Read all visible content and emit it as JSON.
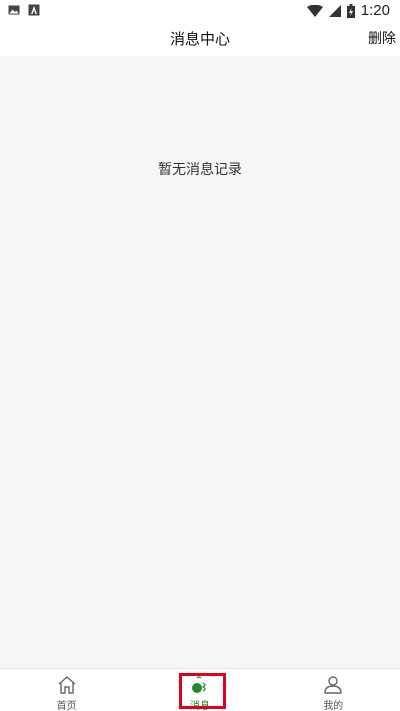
{
  "status_bar": {
    "time": "1:20",
    "left_icons": [
      "image-icon",
      "app-icon"
    ],
    "right_icons": [
      "wifi-icon",
      "signal-icon",
      "battery-icon"
    ]
  },
  "header": {
    "title": "消息中心",
    "delete_label": "删除"
  },
  "main": {
    "empty_message": "暂无消息记录"
  },
  "bottom_nav": {
    "items": [
      {
        "label": "首页",
        "icon": "home-icon",
        "active": false
      },
      {
        "label": "消息",
        "icon": "message-icon",
        "active": true
      },
      {
        "label": "我的",
        "icon": "profile-icon",
        "active": false
      }
    ]
  },
  "colors": {
    "accent": "#1e8a2c",
    "background": "#f6f6f6",
    "highlight": "#e3001b"
  }
}
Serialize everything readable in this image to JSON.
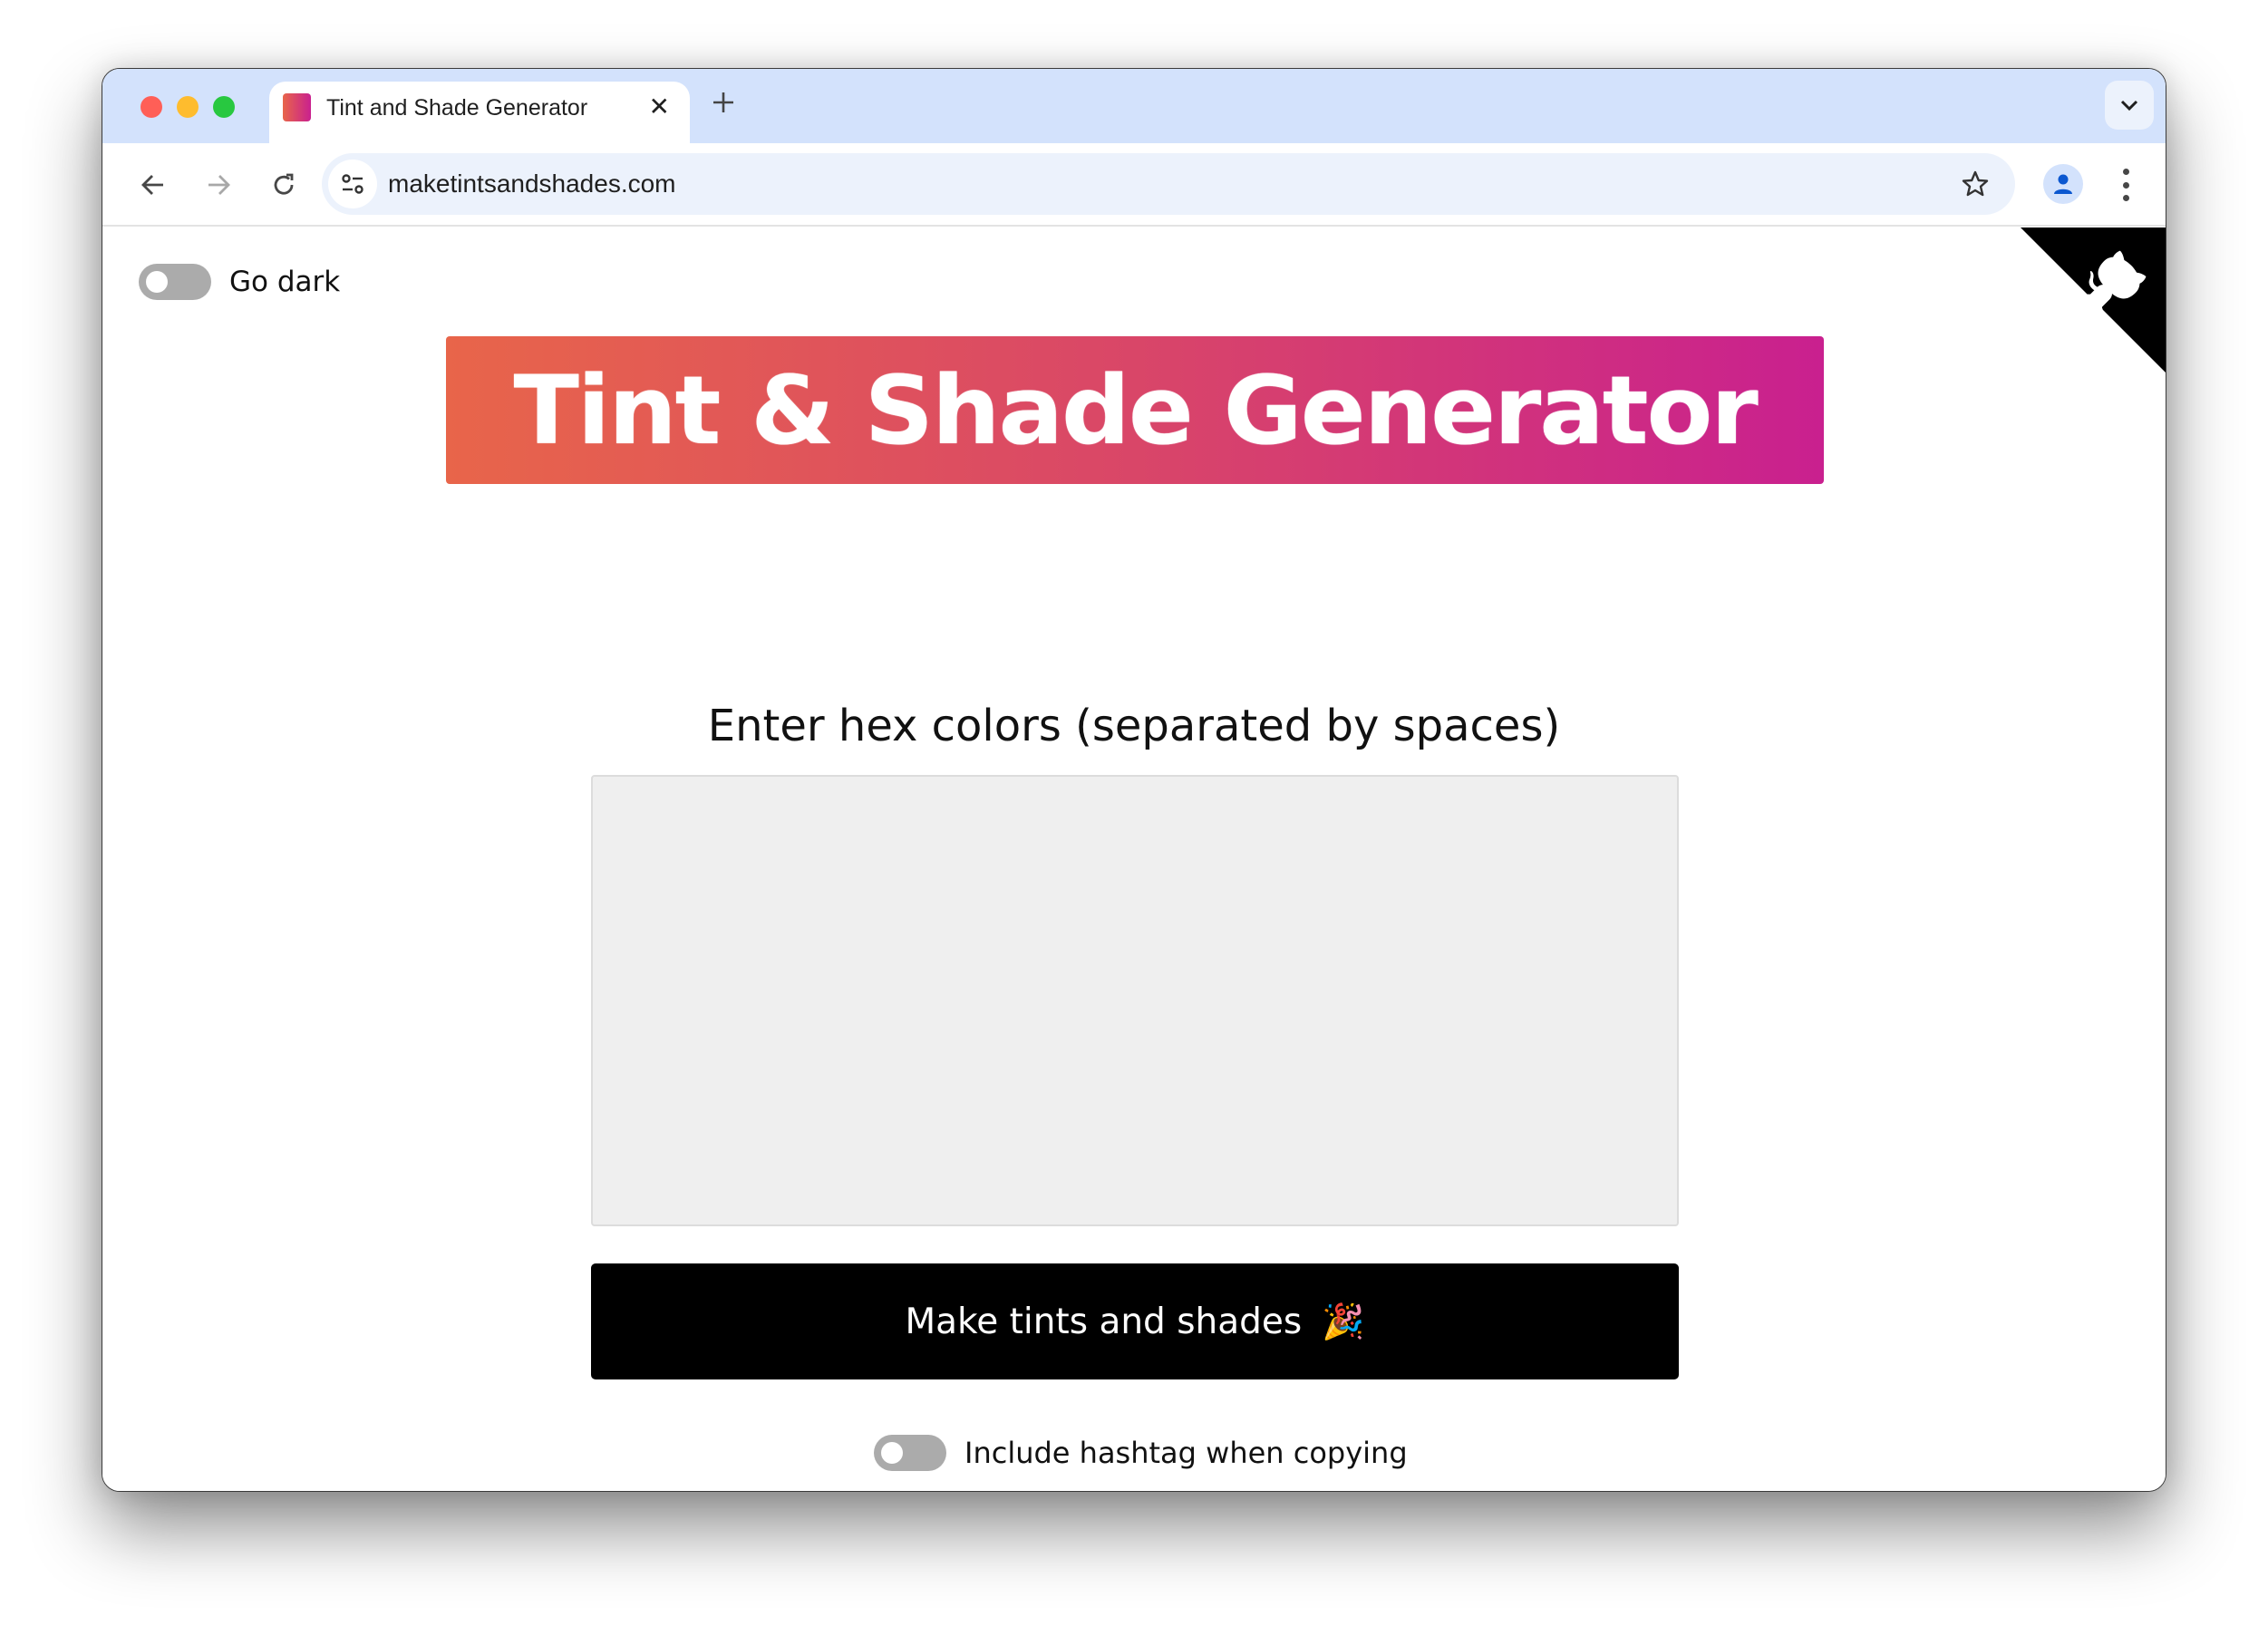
{
  "browser": {
    "tab": {
      "title": "Tint and Shade Generator",
      "close_icon": "close-icon",
      "favicon_colors": [
        "#e8654a",
        "#c9208f"
      ]
    },
    "new_tab_icon": "plus-icon",
    "tab_search_icon": "chevron-down-icon",
    "nav": {
      "back_icon": "arrow-left-icon",
      "forward_icon": "arrow-right-icon",
      "reload_icon": "reload-icon"
    },
    "address_bar": {
      "url": "maketintsandshades.com",
      "site_info_icon": "tune-icon",
      "bookmark_icon": "star-icon"
    },
    "profile_icon": "person-icon",
    "menu_icon": "kebab-menu-icon"
  },
  "page": {
    "dark_toggle": {
      "label": "Go dark",
      "on": false
    },
    "title": "Tint & Shade Generator",
    "title_gradient": [
      "#e8654a",
      "#c9208f"
    ],
    "github_corner_icon": "octocat-icon",
    "input": {
      "label": "Enter hex colors (separated by spaces)",
      "value": "",
      "placeholder": ""
    },
    "submit_button": {
      "label": "Make tints and shades",
      "emoji": "🎉"
    },
    "hashtag_toggle": {
      "label": "Include hashtag when copying",
      "on": false
    }
  }
}
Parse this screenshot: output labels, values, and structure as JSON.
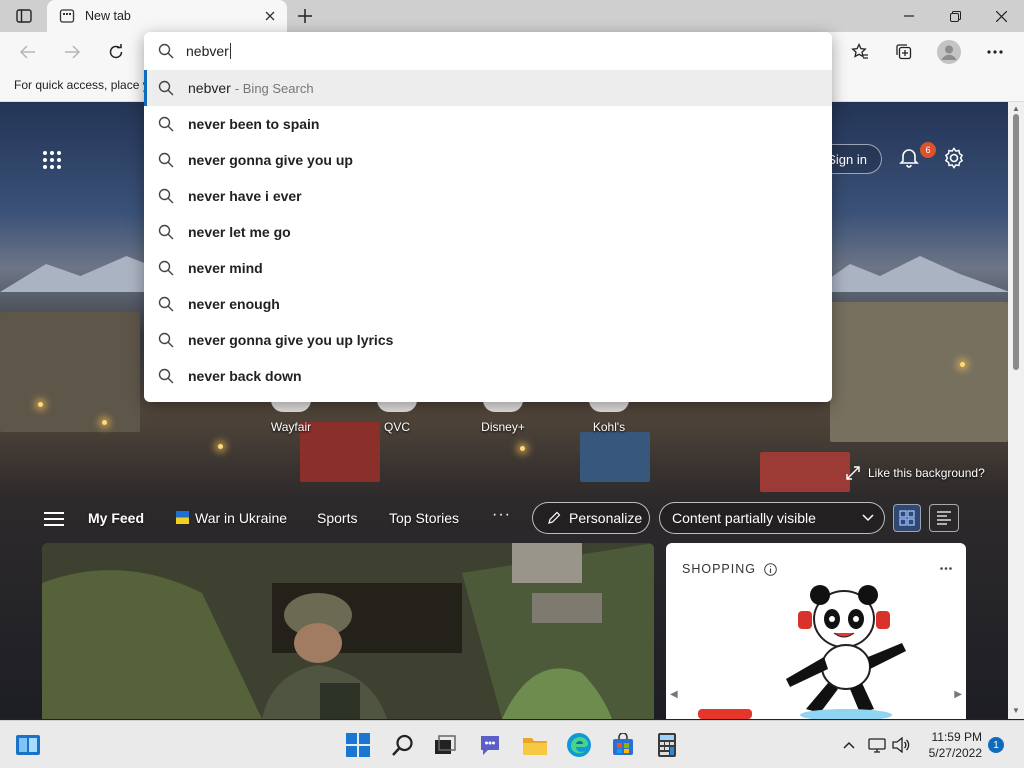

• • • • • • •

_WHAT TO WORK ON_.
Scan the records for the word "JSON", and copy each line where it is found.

_TASK OUTPUT_.
Read all visible content and emit it as JSON.
Serialize everything readable in this image to JSON.
Parse this screenshot: output labels, values, and structure as JSON.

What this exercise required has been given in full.